§ **Information given**

========================================

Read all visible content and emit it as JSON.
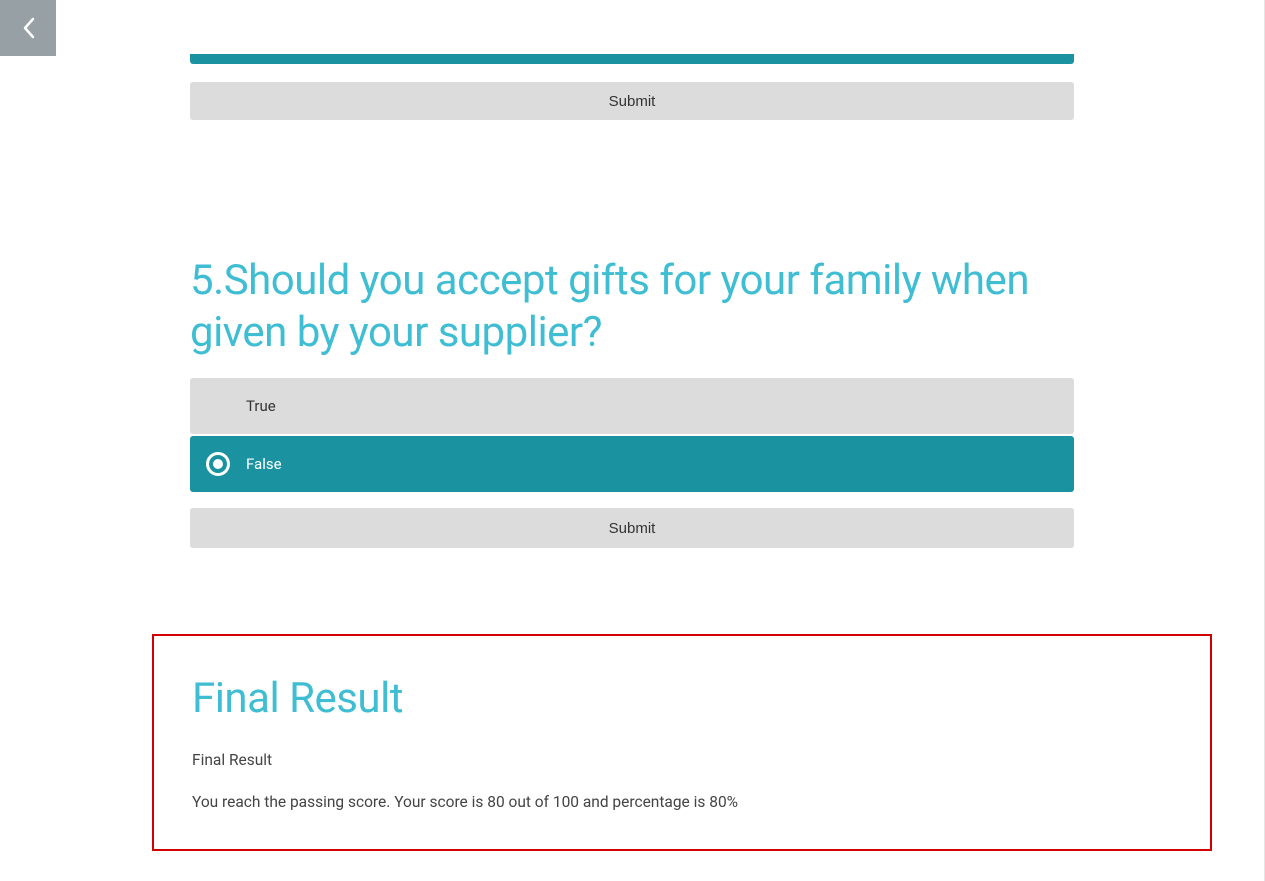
{
  "top_section": {
    "submit_label": "Submit"
  },
  "question5": {
    "number": "5",
    "text": "Should you accept gifts for your family when given by your supplier?",
    "options": [
      {
        "label": "True",
        "selected": false
      },
      {
        "label": "False",
        "selected": true
      }
    ],
    "submit_label": "Submit"
  },
  "result": {
    "title": "Final Result",
    "subtitle": "Final Result",
    "message": "You reach the passing score. Your score is 80 out of 100 and percentage is 80%"
  }
}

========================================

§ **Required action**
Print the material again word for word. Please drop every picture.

§ **Output below**
Read all visible content and emit it as JSON.
{
  "top_section": {
    "submit_label": "Submit"
  },
  "question5": {
    "number": "5",
    "text": "Should you accept gifts for your family when given by your supplier?",
    "options": [
      {
        "label": "True",
        "selected": false
      },
      {
        "label": "False",
        "selected": true
      }
    ],
    "submit_label": "Submit"
  },
  "result": {
    "title": "Final Result",
    "subtitle": "Final Result",
    "message": "You reach the passing score. Your score is 80 out of 100 and percentage is 80%"
  }
}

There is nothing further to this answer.